For each applicant, covered financial institutions would be required to collect: gross annual revenue; NAICS code; number of workers; length of time in business; minority-owned business status; women-owned business status; ethnicity, race, and sex of principal owners (i.e., a person who owns at least 25% of the business); and number of principal owners. Some of these data points, including those regarding the application method, application recipient, denial reasons, and number of principal owners, are included pursuant to the Bureau’s discretionary authority under Section 1071.
The Proposal would implement the Section 1071 “firewall” requirement that financial institutions limit the access of certain employees and officers to certain collected data. The “firewall” provisions would prohibit an employee or officer of a covered financial institution or an affiliate who is involved in making any determination concerning the applicant’s covered application from accessing an applicant’s responses to inquiries made by the covered financial institution pursuant to Section 1071 regarding whether the applicant is a minority-owned business or a women-owned business and regarding the ethnicity, race, and sex of the applicant’s principal owners.

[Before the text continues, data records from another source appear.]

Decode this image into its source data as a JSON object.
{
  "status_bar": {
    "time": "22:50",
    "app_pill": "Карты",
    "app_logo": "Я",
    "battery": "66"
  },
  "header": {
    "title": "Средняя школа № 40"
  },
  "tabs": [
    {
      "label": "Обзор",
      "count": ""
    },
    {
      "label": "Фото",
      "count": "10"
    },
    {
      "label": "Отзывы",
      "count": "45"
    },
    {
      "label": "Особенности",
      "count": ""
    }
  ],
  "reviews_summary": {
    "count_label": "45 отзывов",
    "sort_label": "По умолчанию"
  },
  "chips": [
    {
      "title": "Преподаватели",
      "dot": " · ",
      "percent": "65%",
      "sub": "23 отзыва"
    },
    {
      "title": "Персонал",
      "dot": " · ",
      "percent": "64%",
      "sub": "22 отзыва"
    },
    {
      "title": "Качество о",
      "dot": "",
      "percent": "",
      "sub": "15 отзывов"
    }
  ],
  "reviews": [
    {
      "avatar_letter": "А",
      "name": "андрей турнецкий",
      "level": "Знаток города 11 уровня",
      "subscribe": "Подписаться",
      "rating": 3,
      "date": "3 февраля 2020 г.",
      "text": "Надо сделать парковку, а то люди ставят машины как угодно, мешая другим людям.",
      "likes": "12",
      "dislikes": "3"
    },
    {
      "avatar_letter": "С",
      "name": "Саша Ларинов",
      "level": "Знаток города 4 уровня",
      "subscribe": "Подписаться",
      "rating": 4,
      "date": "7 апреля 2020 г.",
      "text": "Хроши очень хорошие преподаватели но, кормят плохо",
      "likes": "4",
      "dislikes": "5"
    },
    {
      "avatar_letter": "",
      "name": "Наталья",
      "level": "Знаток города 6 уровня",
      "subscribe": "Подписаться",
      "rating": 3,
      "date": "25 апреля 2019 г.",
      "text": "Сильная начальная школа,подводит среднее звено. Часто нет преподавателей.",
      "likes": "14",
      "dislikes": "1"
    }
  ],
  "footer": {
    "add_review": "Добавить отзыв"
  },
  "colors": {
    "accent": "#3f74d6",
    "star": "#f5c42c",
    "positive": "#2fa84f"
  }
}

This prohibition would not apply if (1) the covered financial institution determines that it is not feasible to limit the access of that employee or officer; and (2) the covered financial institution provides a notice to the applicant regarding that access. The Proposal includes sample language that a covered financial institution can use to satisfy the notice requirement.
Under the Proposed Rule, covered financial institutions would be required to submit Section 1071 data to the CFPB on a 12‑calendar-month basis, with data due June 1 of the following year. Covered financial institutions also would have to provide information about themselves as part of the submission to the Bureau. Covered financial institutions would be required to retain evidence of compliance for at least three years. Bureau publication of data satisfies the covered financial institutions’ statutory obligation to make data available to the public upon request. The CFPB plans to publish Section 1071 data on its website, and proposes to employ a “balancing test” to determine whether and how the agency will modify or delete data prior to publication. After receiving one full year of Section 1071 data, the Bureau plans to issue a policy statement setting forth intended modification and deletions.
Comments on the Proposed Rule are due 90 days after publication in the Federal Register, after which the Bureau will consider comments and finalize the rule. Compliance with the final rule will not be required until approximately 18 months after publication of the final rule in the Federal Register. All covered financial institutions will have to build out new capabilities to comply with the Section 1071 data reporting requirements; however, the burden of building out the systems necessary to support new reporting requirements may be felt more acutely by small financial institutions. There also are privacy concerns that arise from the collection of data, including security of data collected, privacy of small business applicants, and re-identification risk.